::: Records for this exercise :::

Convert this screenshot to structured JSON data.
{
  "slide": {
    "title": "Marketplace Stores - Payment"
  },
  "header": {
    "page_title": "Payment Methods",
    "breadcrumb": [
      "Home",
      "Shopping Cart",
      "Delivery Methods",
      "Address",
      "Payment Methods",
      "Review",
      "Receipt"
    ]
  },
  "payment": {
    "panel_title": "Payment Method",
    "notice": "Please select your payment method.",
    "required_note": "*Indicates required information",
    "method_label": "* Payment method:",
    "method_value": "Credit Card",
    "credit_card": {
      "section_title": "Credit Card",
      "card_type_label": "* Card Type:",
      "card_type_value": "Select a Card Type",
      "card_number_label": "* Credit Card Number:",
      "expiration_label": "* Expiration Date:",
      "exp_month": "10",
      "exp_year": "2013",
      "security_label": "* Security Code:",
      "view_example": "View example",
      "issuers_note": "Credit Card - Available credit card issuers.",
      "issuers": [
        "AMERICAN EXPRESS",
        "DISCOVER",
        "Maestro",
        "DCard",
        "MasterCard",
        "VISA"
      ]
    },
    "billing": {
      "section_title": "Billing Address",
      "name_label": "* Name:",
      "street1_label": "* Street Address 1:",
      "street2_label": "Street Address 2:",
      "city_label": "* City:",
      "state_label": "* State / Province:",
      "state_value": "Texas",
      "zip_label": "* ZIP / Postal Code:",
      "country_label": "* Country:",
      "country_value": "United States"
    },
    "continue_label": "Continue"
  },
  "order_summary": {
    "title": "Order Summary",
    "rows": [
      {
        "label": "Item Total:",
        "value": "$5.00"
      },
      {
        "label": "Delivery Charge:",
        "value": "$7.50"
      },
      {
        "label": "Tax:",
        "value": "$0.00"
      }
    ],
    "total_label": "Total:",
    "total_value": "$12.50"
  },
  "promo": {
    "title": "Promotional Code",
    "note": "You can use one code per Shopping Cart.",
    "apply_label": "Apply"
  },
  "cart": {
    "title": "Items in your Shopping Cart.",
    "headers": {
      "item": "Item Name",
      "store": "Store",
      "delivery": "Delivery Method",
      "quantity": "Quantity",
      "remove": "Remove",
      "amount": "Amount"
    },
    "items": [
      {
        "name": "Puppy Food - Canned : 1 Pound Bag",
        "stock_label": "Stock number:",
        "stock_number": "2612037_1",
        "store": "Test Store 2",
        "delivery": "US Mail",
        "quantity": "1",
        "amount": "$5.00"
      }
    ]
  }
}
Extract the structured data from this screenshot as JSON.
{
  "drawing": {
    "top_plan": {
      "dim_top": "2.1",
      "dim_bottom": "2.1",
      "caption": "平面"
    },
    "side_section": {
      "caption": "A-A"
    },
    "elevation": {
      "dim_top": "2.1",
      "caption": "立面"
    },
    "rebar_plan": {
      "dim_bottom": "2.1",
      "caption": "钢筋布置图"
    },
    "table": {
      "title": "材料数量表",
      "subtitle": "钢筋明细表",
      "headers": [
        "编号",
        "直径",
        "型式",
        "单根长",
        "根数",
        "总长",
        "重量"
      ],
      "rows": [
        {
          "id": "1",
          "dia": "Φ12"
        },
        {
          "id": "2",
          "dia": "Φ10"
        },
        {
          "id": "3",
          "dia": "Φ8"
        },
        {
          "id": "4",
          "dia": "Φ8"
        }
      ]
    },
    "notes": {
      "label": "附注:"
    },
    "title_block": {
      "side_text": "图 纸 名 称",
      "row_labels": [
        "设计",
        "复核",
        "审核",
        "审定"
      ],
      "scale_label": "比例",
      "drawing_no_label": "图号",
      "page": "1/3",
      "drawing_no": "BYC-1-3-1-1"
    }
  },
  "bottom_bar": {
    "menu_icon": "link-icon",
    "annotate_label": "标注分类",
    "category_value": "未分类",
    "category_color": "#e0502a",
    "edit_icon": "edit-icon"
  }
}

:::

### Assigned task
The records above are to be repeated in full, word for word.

### Written answer
Convert this screenshot to structured JSON data.
{
  "slide": {
    "title": "Marketplace Stores - Payment"
  },
  "header": {
    "page_title": "Payment Methods",
    "breadcrumb": [
      "Home",
      "Shopping Cart",
      "Delivery Methods",
      "Address",
      "Payment Methods",
      "Review",
      "Receipt"
    ]
  },
  "payment": {
    "panel_title": "Payment Method",
    "notice": "Please select your payment method.",
    "required_note": "*Indicates required information",
    "method_label": "* Payment method:",
    "method_value": "Credit Card",
    "credit_card": {
      "section_title": "Credit Card",
      "card_type_label": "* Card Type:",
      "card_type_value": "Select a Card Type",
      "card_number_label": "* Credit Card Number:",
      "expiration_label": "* Expiration Date:",
      "exp_month": "10",
      "exp_year": "2013",
      "security_label": "* Security Code:",
      "view_example": "View example",
      "issuers_note": "Credit Card - Available credit card issuers.",
      "issuers": [
        "AMERICAN EXPRESS",
        "DISCOVER",
        "Maestro",
        "DCard",
        "MasterCard",
        "VISA"
      ]
    },
    "billing": {
      "section_title": "Billing Address",
      "name_label": "* Name:",
      "street1_label": "* Street Address 1:",
      "street2_label": "Street Address 2:",
      "city_label": "* City:",
      "state_label": "* State / Province:",
      "state_value": "Texas",
      "zip_label": "* ZIP / Postal Code:",
      "country_label": "* Country:",
      "country_value": "United States"
    },
    "continue_label": "Continue"
  },
  "order_summary": {
    "title": "Order Summary",
    "rows": [
      {
        "label": "Item Total:",
        "value": "$5.00"
      },
      {
        "label": "Delivery Charge:",
        "value": "$7.50"
      },
      {
        "label": "Tax:",
        "value": "$0.00"
      }
    ],
    "total_label": "Total:",
    "total_value": "$12.50"
  },
  "promo": {
    "title": "Promotional Code",
    "note": "You can use one code per Shopping Cart.",
    "apply_label": "Apply"
  },
  "cart": {
    "title": "Items in your Shopping Cart.",
    "headers": {
      "item": "Item Name",
      "store": "Store",
      "delivery": "Delivery Method",
      "quantity": "Quantity",
      "remove": "Remove",
      "amount": "Amount"
    },
    "items": [
      {
        "name": "Puppy Food - Canned : 1 Pound Bag",
        "stock_label": "Stock number:",
        "stock_number": "2612037_1",
        "store": "Test Store 2",
        "delivery": "US Mail",
        "quantity": "1",
        "amount": "$5.00"
      }
    ]
  }
}
Extract the structured data from this screenshot as JSON.
{
  "drawing": {
    "top_plan": {
      "dim_top": "2.1",
      "dim_bottom": "2.1",
      "caption": "平面"
    },
    "side_section": {
      "caption": "A-A"
    },
    "elevation": {
      "dim_top": "2.1",
      "caption": "立面"
    },
    "rebar_plan": {
      "dim_bottom": "2.1",
      "caption": "钢筋布置图"
    },
    "table": {
      "title": "材料数量表",
      "subtitle": "钢筋明细表",
      "headers": [
        "编号",
        "直径",
        "型式",
        "单根长",
        "根数",
        "总长",
        "重量"
      ],
      "rows": [
        {
          "id": "1",
          "dia": "Φ12"
        },
        {
          "id": "2",
          "dia": "Φ10"
        },
        {
          "id": "3",
          "dia": "Φ8"
        },
        {
          "id": "4",
          "dia": "Φ8"
        }
      ]
    },
    "notes": {
      "label": "附注:"
    },
    "title_block": {
      "side_text": "图 纸 名 称",
      "row_labels": [
        "设计",
        "复核",
        "审核",
        "审定"
      ],
      "scale_label": "比例",
      "drawing_no_label": "图号",
      "page": "1/3",
      "drawing_no": "BYC-1-3-1-1"
    }
  },
  "bottom_bar": {
    "menu_icon": "link-icon",
    "annotate_label": "标注分类",
    "category_value": "未分类",
    "category_color": "#e0502a",
    "edit_icon": "edit-icon"
  }
}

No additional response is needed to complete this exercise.